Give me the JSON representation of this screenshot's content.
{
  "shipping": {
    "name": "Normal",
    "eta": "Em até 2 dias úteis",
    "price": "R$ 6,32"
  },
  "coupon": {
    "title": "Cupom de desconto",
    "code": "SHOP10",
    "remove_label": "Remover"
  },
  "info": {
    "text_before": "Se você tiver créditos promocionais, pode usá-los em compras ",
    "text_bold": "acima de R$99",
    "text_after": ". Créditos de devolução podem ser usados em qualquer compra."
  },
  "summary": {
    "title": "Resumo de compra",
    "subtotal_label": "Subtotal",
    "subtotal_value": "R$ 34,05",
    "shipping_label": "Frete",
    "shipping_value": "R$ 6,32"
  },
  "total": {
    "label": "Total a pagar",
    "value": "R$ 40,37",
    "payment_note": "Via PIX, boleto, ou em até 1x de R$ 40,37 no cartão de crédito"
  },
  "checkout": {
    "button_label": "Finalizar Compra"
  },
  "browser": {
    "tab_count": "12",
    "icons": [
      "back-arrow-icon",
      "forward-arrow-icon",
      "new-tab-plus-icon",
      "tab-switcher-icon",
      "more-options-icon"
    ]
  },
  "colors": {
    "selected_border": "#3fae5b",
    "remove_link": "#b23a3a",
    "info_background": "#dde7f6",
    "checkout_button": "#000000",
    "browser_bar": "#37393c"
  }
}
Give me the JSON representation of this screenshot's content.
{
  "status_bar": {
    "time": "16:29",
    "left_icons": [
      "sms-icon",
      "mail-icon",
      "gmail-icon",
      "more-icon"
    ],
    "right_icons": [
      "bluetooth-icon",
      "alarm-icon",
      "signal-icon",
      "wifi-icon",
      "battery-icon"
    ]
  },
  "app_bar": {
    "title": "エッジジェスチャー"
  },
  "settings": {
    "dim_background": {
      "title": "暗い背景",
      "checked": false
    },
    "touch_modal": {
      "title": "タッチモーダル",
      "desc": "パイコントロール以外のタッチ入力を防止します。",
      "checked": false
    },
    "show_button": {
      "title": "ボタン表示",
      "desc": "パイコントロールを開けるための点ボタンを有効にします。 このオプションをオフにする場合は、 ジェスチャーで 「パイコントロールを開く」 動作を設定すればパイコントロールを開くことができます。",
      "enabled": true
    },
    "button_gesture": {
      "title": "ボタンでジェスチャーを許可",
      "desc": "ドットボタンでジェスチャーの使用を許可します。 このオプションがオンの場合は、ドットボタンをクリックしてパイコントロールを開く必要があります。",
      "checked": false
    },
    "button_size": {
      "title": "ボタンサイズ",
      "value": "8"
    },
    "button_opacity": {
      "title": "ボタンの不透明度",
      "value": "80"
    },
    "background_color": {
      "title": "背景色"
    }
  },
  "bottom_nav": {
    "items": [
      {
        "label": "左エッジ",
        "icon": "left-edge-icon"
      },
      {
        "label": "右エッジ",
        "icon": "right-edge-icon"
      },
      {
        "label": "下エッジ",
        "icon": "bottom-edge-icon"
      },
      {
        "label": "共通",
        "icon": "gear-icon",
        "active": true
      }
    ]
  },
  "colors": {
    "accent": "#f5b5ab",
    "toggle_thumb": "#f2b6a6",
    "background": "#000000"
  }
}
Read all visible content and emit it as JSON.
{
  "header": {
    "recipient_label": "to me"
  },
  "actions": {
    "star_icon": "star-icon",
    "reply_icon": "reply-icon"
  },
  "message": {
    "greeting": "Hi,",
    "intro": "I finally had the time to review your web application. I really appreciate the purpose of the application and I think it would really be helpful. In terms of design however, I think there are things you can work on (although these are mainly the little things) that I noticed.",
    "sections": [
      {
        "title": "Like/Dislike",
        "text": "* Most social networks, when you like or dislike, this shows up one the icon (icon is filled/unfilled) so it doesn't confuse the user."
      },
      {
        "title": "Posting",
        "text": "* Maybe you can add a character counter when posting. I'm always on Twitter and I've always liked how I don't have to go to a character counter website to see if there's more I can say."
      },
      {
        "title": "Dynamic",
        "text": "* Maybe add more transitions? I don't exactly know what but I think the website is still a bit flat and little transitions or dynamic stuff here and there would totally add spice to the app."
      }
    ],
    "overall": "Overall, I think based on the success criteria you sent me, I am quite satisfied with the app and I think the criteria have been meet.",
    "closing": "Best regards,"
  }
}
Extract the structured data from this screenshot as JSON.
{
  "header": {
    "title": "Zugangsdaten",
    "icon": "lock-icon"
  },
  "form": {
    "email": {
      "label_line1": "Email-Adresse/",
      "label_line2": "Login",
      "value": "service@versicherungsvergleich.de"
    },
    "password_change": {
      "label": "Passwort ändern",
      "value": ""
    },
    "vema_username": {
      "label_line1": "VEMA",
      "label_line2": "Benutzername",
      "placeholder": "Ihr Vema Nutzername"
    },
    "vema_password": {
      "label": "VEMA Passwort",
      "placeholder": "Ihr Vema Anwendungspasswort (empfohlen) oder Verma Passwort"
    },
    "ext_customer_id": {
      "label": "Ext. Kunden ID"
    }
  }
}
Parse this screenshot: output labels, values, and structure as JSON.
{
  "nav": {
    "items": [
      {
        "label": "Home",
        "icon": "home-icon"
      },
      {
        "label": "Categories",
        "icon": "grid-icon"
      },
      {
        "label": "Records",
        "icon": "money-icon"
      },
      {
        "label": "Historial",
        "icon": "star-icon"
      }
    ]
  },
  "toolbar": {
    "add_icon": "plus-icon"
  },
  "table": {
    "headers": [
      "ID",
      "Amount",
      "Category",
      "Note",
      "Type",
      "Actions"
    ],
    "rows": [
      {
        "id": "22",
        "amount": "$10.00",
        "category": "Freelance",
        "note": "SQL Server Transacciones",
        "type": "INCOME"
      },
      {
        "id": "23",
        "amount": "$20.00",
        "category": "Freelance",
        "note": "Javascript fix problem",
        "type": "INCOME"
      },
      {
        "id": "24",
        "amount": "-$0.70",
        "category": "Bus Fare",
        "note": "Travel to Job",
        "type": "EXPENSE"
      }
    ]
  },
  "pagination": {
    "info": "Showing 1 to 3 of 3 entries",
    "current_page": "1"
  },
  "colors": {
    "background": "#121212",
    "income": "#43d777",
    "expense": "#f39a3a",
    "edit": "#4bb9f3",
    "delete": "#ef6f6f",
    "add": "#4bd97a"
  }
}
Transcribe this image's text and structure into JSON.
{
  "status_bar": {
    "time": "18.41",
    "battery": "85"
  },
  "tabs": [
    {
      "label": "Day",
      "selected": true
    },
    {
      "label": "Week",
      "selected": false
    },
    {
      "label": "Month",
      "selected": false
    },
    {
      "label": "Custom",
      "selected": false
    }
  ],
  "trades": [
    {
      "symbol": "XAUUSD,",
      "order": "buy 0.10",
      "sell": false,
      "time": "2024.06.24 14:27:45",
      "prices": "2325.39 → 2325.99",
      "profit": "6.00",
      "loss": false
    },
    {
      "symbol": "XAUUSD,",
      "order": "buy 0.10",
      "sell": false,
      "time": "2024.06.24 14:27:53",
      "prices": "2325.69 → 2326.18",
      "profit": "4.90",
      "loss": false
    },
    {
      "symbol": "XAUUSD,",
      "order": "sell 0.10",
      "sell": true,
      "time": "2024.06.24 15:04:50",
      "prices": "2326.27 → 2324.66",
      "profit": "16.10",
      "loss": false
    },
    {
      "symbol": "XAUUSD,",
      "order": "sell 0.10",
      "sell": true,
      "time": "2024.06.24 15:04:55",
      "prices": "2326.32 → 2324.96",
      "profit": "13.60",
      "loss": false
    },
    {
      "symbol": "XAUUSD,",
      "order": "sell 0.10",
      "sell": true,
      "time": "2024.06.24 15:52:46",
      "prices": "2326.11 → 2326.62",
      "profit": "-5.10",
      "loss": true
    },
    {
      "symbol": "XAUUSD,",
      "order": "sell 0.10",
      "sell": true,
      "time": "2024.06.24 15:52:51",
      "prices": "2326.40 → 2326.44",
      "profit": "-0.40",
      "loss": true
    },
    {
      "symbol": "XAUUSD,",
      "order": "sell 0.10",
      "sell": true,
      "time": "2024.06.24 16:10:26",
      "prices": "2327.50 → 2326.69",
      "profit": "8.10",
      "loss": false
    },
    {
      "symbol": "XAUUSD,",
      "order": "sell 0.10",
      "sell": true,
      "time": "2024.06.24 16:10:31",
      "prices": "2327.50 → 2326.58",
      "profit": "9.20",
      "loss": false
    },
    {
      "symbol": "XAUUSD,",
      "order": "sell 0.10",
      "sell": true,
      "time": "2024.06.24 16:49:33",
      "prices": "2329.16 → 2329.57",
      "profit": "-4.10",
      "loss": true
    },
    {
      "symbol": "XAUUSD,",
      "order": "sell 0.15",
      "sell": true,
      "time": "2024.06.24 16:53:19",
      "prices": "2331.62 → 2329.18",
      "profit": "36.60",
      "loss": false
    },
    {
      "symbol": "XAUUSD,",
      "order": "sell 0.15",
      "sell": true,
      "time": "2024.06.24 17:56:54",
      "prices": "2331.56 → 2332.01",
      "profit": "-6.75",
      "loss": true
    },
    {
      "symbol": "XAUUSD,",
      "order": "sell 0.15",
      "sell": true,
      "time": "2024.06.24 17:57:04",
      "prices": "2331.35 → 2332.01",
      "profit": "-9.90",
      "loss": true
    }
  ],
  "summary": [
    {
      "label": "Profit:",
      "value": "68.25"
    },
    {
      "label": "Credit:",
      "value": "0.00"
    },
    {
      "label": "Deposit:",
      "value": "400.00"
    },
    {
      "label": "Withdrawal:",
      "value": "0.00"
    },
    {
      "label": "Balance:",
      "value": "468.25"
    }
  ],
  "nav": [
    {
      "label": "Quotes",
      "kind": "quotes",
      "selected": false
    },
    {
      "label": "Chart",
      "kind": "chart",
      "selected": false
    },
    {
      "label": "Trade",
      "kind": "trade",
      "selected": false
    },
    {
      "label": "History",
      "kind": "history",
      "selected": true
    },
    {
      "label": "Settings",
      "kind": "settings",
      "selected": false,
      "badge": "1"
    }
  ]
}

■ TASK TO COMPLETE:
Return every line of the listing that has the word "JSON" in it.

■ WRITTEN RESPONSE:
Give me the JSON representation of this screenshot's content.
Give me the JSON representation of this screenshot's content.
Read all visible content and emit it as JSON.
Extract the structured data from this screenshot as JSON.
Parse this screenshot: output labels, values, and structure as JSON.
Transcribe this image's text and structure into JSON.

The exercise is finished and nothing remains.